This story appeared in The Columbian on August 17, 2010. To see the story on Columbian.com, click here.
In the shadow of the Interstate 205 bridge, between major roadways and within clear earshot of passing trains, the nonprofit Columbia Springs environmental education center provides lessons to young and old on an 82-acre urban green space.
“We like to say we’re providing environmental education opportunities to people from the cradle to the grave,” said Gala Miller, executive director at Columbia Springs.
Miller and the rest of the staff hope to continue their educational services by raising $50,000 at a fundraising event scheduled for Thursday at the Columbia Springs campus.
The event, dubbed “Hooked,” is back for the second year as a “carnival for grown-ups” after the 2009 event attracted 175 people and raised $34,000.
This year the staff hopes to raise important unrestricted money that can be used for on-site education programs and overhead costs. With most of their funds coming from grants and partnerships that include restrictions on how money can be used, the dollars from “Hooked” will cover practical costs associated with the center.
“The unrestricted funds allow us to build on our programs and support our infrastructure,” Miller said. “Those dollars are harder to come by and a fundraiser like this finds those dollars.”
Columbia Springs has education opportunities for just about everyone, but especially for area fifth-graders.
“We bring students out here and touch upon some of the same objectives and concepts and themes they learn in the classroom, but in a more real-life and hands-on environment,” Miller said.
Every fifth-grader in the Evergreen and Vancouver school districts makes a day trip to Columbia Springs sometime during the school year. The students rotate through different stations, experiencing a stream table, wetlands and a nature hike.
The experience at Columbia Springs is closely tied to fifth-grade science curriculum in both districts.
“What they do really enhances the instruction from the classroom,” said Tom Archer, the science and health manager for Evergreen Public Schools, where students study science units based on environments, flooding and erosion.
The experience at Columbia Springs is important for Vancouver district fifth-graders to extend their learning during their Eco System Science Kits, echoed Allison Brands, the resource coordinator for secondary mathematics and science for Vancouver Public Schools. Brands said the opportunity at Columbia Springs is something some students might not otherwise have.
“Some of the kids really blossom out here when they get to be hands-on,” said Marci Caputo, development director at Columbia Springs. “Teachers even comment that their personalities change because they’re out here and get to touch and feel.”

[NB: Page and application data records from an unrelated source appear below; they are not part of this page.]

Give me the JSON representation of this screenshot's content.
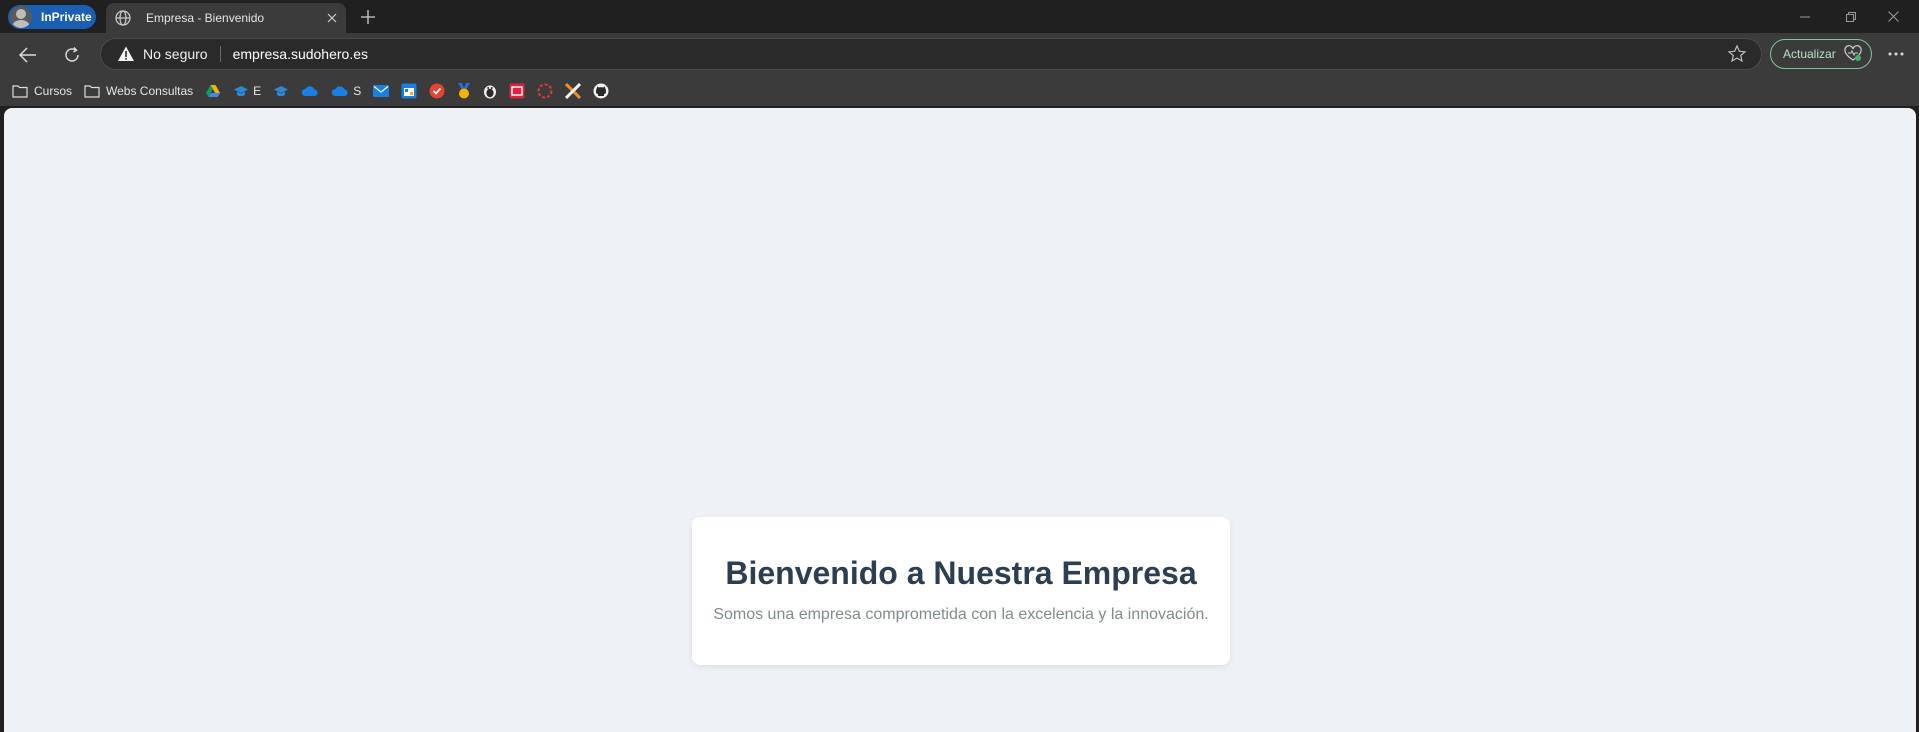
{
  "browser": {
    "inprivate_label": "InPrivate",
    "tab": {
      "title": "Empresa - Bienvenido"
    },
    "address_bar": {
      "security_label": "No seguro",
      "url": "empresa.sudohero.es"
    },
    "update_button_label": "Actualizar",
    "bookmarks": [
      {
        "type": "folder",
        "label": "Cursos"
      },
      {
        "type": "folder",
        "label": "Webs Consultas"
      },
      {
        "type": "icon",
        "icon": "google-drive-icon",
        "label": ""
      },
      {
        "type": "icon",
        "icon": "graduation-cap-icon",
        "label": "E"
      },
      {
        "type": "icon",
        "icon": "graduation-cap-icon",
        "label": ""
      },
      {
        "type": "icon",
        "icon": "onedrive-cloud-icon",
        "label": ""
      },
      {
        "type": "icon",
        "icon": "onedrive-cloud-icon",
        "label": "S"
      },
      {
        "type": "icon",
        "icon": "mail-icon",
        "label": ""
      },
      {
        "type": "icon",
        "icon": "calendar-icon",
        "label": ""
      },
      {
        "type": "icon",
        "icon": "todoist-check-icon",
        "label": ""
      },
      {
        "type": "icon",
        "icon": "medal-icon",
        "label": ""
      },
      {
        "type": "icon",
        "icon": "linux-penguin-icon",
        "label": ""
      },
      {
        "type": "icon",
        "icon": "red-square-app-icon",
        "label": ""
      },
      {
        "type": "icon",
        "icon": "red-dashed-circle-icon",
        "label": ""
      },
      {
        "type": "icon",
        "icon": "x-logo-icon",
        "label": ""
      },
      {
        "type": "icon",
        "icon": "github-icon",
        "label": ""
      }
    ]
  },
  "page": {
    "heading": "Bienvenido a Nuestra Empresa",
    "tagline": "Somos una empresa comprometida con la excelencia y la innovación."
  },
  "colors": {
    "page_background": "#eef1f6",
    "heading": "#2c3e50",
    "tagline": "#7f8c8d",
    "inprivate": "#1a5fb4"
  }
}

In the past, Columbia Springs has not charged visiting schools for coming to the center, but last fall it started asking schools to supplement the cost of putting on the field programs by charging $5 per student.
“I wondered if they were going to flinch (at the cost) given their budgets, but they value this program enough to find it in their budget,” Miller said.
To keep the students learning in their giant outdoor classroom, Columbia Springs staff members have planned a fun night with a serious goal.
“It’s just a unique event,” Caputo said. “You don’t just sit down at a table; it’s more mingling and fun.”
“Hooked” will feature local musical acts, food vendors, drinks and games, including a special dunk tank that will put prominent Vancouver figures on a precarious perch, including Mayor Tim Leavitt.
The event will showcase areas of the outdoor education center, including a wet-bar housed in a former hatchery pool and the green space that is the focus of the center.
“When you go in here a little ways, you begin to see the value of an urban greenspace,” Miller said. “It does provide a respite for people to just be at peace with the world around them and feel like they got away a little bit.”
Columbia Springs is in the process of developing a strategic plan and hopes to do more with the historic significance of the site.
“Across the street from us was the site of the first sawmill in the Pacific Northwest and this whole Evergreen Highway area has a rich history,” Miller said.
Columbia Springs also has a building that is designed, engineered and permitted, but they need $14 million to have it built. The building would further the educational opportunities at the center by creating a program similar to the Clark County Skills Center’s.
“Our timing as we got our plans and permits on line wasn’t great because of what’s going on at the state level,” Miller said. “It’s a hard time to convince people that this is a priority right now.”
In the short term, Columbia Springs hopes to offer sustainability classes and to explore opportunities to expand trails and make the site more accessible and interesting to the public.
“People don’t have to go all the way to the (Columbia River) Gorge if they don’t have time,” Caputo said. “Ten minutes from their home is this space that belongs to the public.”